China’s biggest ride-hailing platform Didi Chuxing said on Tuesday that it has launched ride-hailing services in the Tatarstan Republic, part of the Russian Federation, as it resumes its global expansion following the onset of the Covid-19 pandemic.
Why it matters: This marks Didi’s first expansion into the European market after concentrating global expansion efforts in South America over the past three years. Overseas expansion is a key driver for its business growth given slowing momentum in its domestic market.
Details: Didi has launched a ride-hailing service in Kazan, the capital city of the Tatarstan Republic, through partnerships with local commercial fleets and hiring self-employed drivers, a company spokeswoman said on Wednesday.
- Driver recruitment started in late July, according to an announcement. It did not disclose its local partners or the size of its fleet.
- Didi began searching this year for local talent across Russia, including in St. Petersburg, Russian media reported citing persons familiar with the matter, and is looking to expand operations to cities including Moscow and Yekaterinburg by year-end.
- The ride-hailing giant is reportedly (in Chinese) taking an aggressive approach, undercutting rivals with a low commission rate of 5% during the launch period starting late July, compared with the average 15% to 20% in the Russian market. Didi declined to reveal further details about the launch campaign.
- Chinese companies are well-known for their aggressive pricing policies, according to Anatoly Smorgonskiy, the Russia head of Israeli mobility startup Gett, who spoke with TechNode on Wednesday.
- He expects that Didi’s launch in Russia will lead to increased competition in the market over the medium term, and small local players will leave or consolidate.
- Didi will go head-to-head with its archrival Uber, which in early 2018 formed a ride-hailing joint venture with Yandex.Taxi, a subsidiary of the country’s search engine giant Yandex, through a merger, according to a Reuters report.
- “Russia is a large market for taxi services… but the competition is also quite high,” said Viktor Dima, senior analyst at Russian investment company Aton. Moscow-based Aton has been a Didi investor since 2019.
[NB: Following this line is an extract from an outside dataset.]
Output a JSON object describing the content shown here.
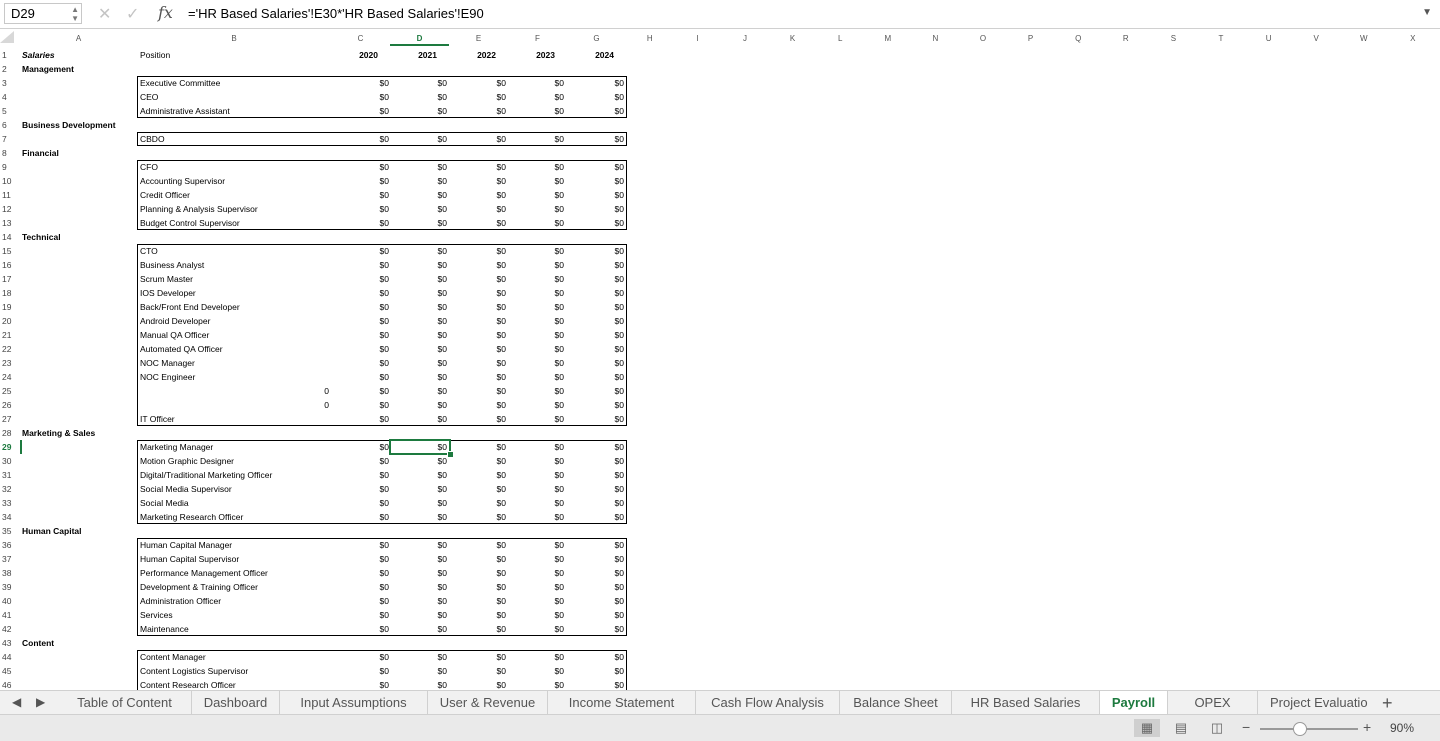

- Given the pool of well-established players in the market, Didi’s success in Russia may depend on how much it intends to invest. “We should not exclude that Didi will probably have to partner with one of the local majors, just as Uber did with Yandex,” Dima said.
- Sovereign wealth fund, Russian Direct Investment Fund (RDIF), is a Didi investor. RDIF’s CEO Kirill Dmitriev told CNBC earlier this year that it was looking at the Russian market with Didi.
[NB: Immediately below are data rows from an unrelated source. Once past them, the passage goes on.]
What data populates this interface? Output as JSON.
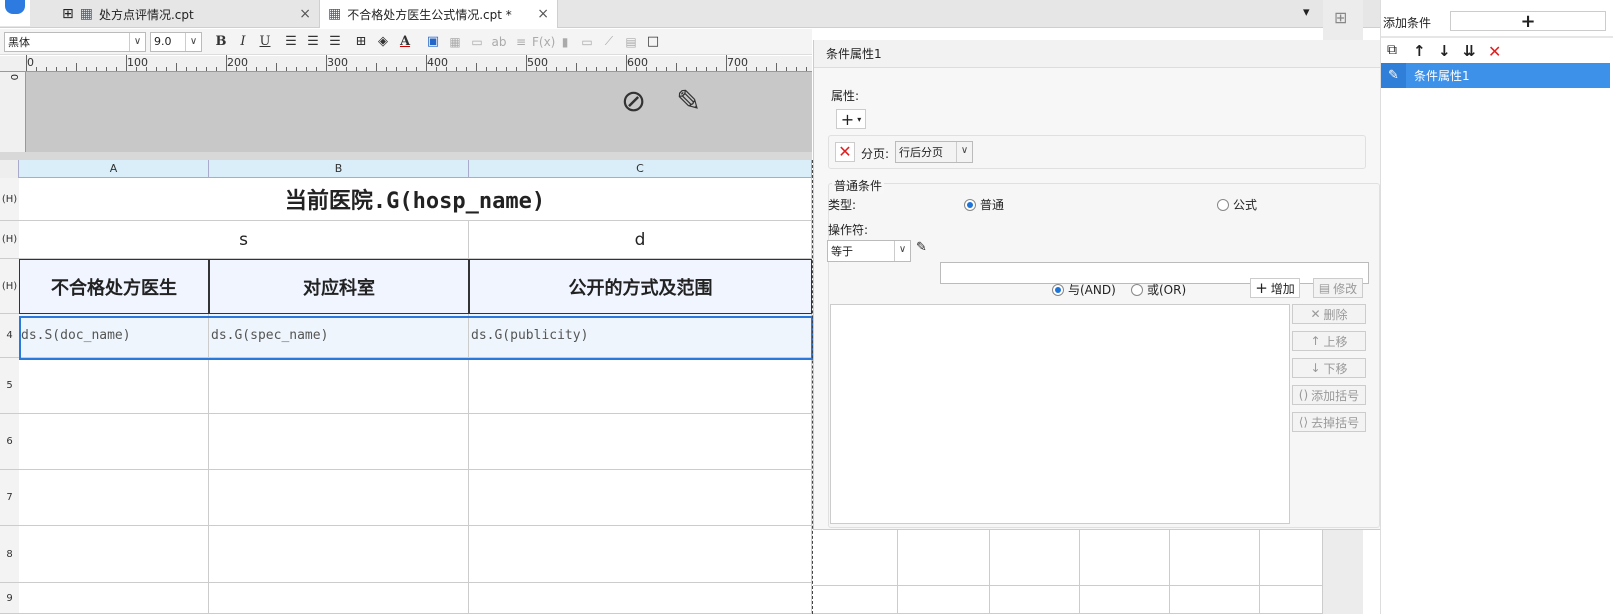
{
  "tabs": [
    {
      "label": "处方点评情况.cpt"
    },
    {
      "label": "不合格处方医生公式情况.cpt *"
    }
  ],
  "toolbar": {
    "font": "黑体",
    "size": "9.0",
    "bold": "B",
    "italic": "I",
    "underline": "U",
    "font_color": "A",
    "glyph_ab": "ab",
    "glyph_fx": "F(x)"
  },
  "ruler": [
    "0",
    "100",
    "200",
    "300",
    "400",
    "500",
    "600",
    "700"
  ],
  "vruler": "0",
  "columns": [
    "A",
    "B",
    "C"
  ],
  "rows": {
    "r1": "(H)",
    "r2": "(H)",
    "r3": "(H)",
    "r4": "4",
    "r5": "5",
    "r6": "6",
    "r7": "7",
    "r8": "8",
    "r9": "9"
  },
  "cells": {
    "title": "当前医院.G(hosp_name)",
    "sub_left": "s",
    "sub_right": "d",
    "hdr_a": "不合格处方医生",
    "hdr_b": "对应科室",
    "hdr_c": "公开的方式及范围",
    "dat_a": "ds.S(doc_name)",
    "dat_b": "ds.G(spec_name)",
    "dat_c": "ds.G(publicity)"
  },
  "dialog": {
    "title": "条件属性1",
    "attr_label": "属性:",
    "add_symbol": "+",
    "page_label": "分页:",
    "page_value": "行后分页",
    "normal_group": "普通条件",
    "type_label": "类型:",
    "type_normal": "普通",
    "type_formula": "公式",
    "op_label": "操作符:",
    "op_value": "等于",
    "op_input": "",
    "and_label": "与(AND)",
    "or_label": "或(OR)",
    "btn_add": "增加",
    "btn_edit": "修改",
    "btn_delete": "删除",
    "btn_up": "上移",
    "btn_down": "下移",
    "btn_add_paren": "添加括号",
    "btn_remove_paren": "去掉括号"
  },
  "right_panel": {
    "add_label": "添加条件",
    "add_symbol": "+",
    "item": "条件属性1"
  }
}
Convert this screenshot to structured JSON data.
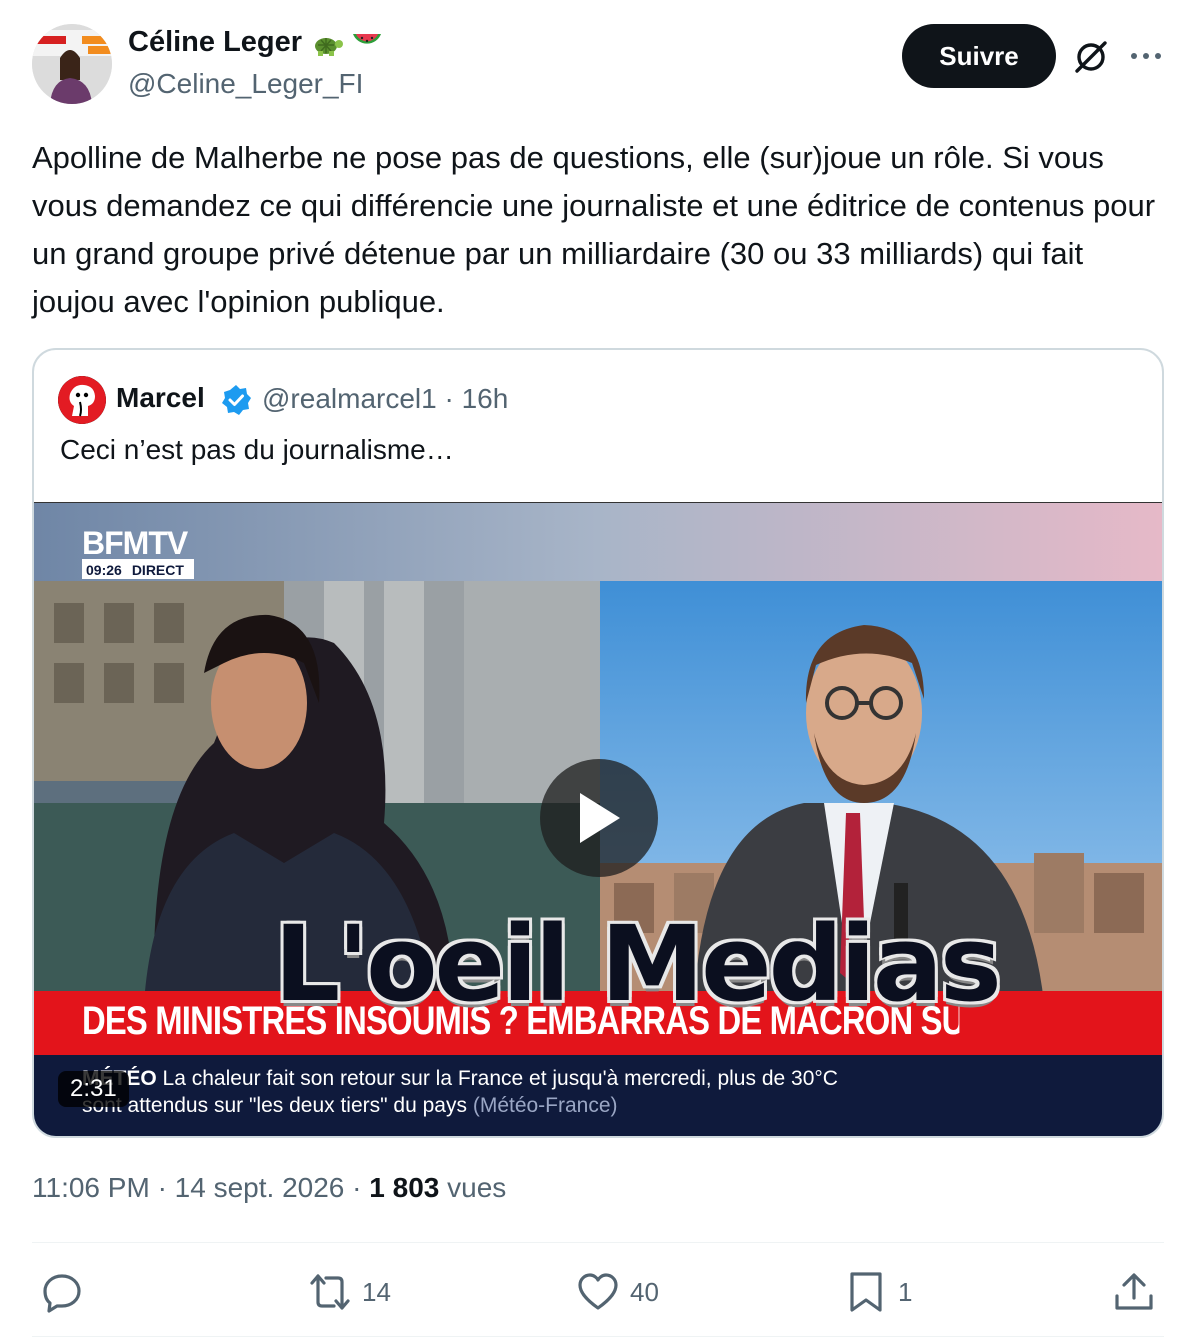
{
  "author": {
    "name": "Céline Leger",
    "emojis": "🐢 🍉",
    "handle": "@Celine_Leger_FI",
    "avatar_icon": "avatar-photo"
  },
  "header": {
    "follow_label": "Suivre",
    "grok_icon": "grok-icon",
    "more_icon": "more-icon"
  },
  "tweet": {
    "text": "Apolline de Malherbe ne pose pas de questions, elle (sur)joue un rôle. Si vous vous demandez ce qui différencie une journaliste et une éditrice de contenus pour un grand groupe privé détenue par un milliardaire (30 ou 33 milliards) qui fait joujou avec l'opinion publique."
  },
  "quote": {
    "name": "Marcel",
    "handle_time": "@realmarcel1 · 16h",
    "text": "Ceci n’est pas du journalisme…",
    "video": {
      "channel": "BFMTV",
      "clock": "09:26",
      "live": "DIRECT",
      "banner": "DES MINISTRES INSOUMIS ? EMBARRAS DE MACRON SUR BFMTV",
      "overlay": "L'oeil Medias",
      "ticker_tag": "MÉTÉO",
      "ticker_line1": "La chaleur fait son retour sur la France et jusqu'à mercredi, plus de 30°C",
      "ticker_line2_pre": "sont",
      "ticker_line2": "attendus sur \"les deux tiers\" du pays",
      "ticker_source": "(Météo-France)",
      "duration": "2:31"
    }
  },
  "meta": {
    "time": "11:06 PM",
    "date": "14 sept. 2026",
    "views_count": "1 803",
    "views_label": "vues"
  },
  "actions": {
    "replies": "",
    "reposts": "14",
    "likes": "40",
    "bookmarks": "1"
  },
  "colors": {
    "primary_text": "#0f1419",
    "secondary_text": "#536471",
    "border": "#cfd9de",
    "verified": "#1d9bf0",
    "banner_red": "#e3141b",
    "ticker_navy": "#0f1a3c"
  }
}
- Analysts view Russia to be among the most dynamic ride-hailing markets in the world, due to the poor public transportation infrastructure in a vast territory, Russian financial newspaper Kommersant reported last July based on an HSBC study.
- Tatarstan Republic is one of Russia’s most economically developed regions. Didi’s senior vice president Stephen Zhu said a better and safer ride-hailing service will help rebuild the post-pandemic local economy.
Context: Didi is accelerating its overseas expansion. The company set ambitious global targets including 100 million daily trips and 800 million monthly active users as part of its three-year growth plan.
- CEO Cheng Wei in April said Didi had clocked more than 1 billion rides in overseas markets as of early this year. It has operations in nine countries including Mexico, Costa Rica, Australia, and Japan.
- The company marched into Latin America with a $100 million investment in Brazil-based taxi on-demand service 99 in early 2017, followed by a $1 billion acquisition one year later.
- In 2017, Didi invested in an Estonia-based ride-hailing startup, Bolt, but its presence in the Russian ride-sharing market is barely noticeable, according to Smorgonskiy.
Updated: The story was updated on Aug. 28 to include Didi’s response on the commission rate and comments from Anatoly Smorgonskiy of Gett and Viktor Dima of Aton.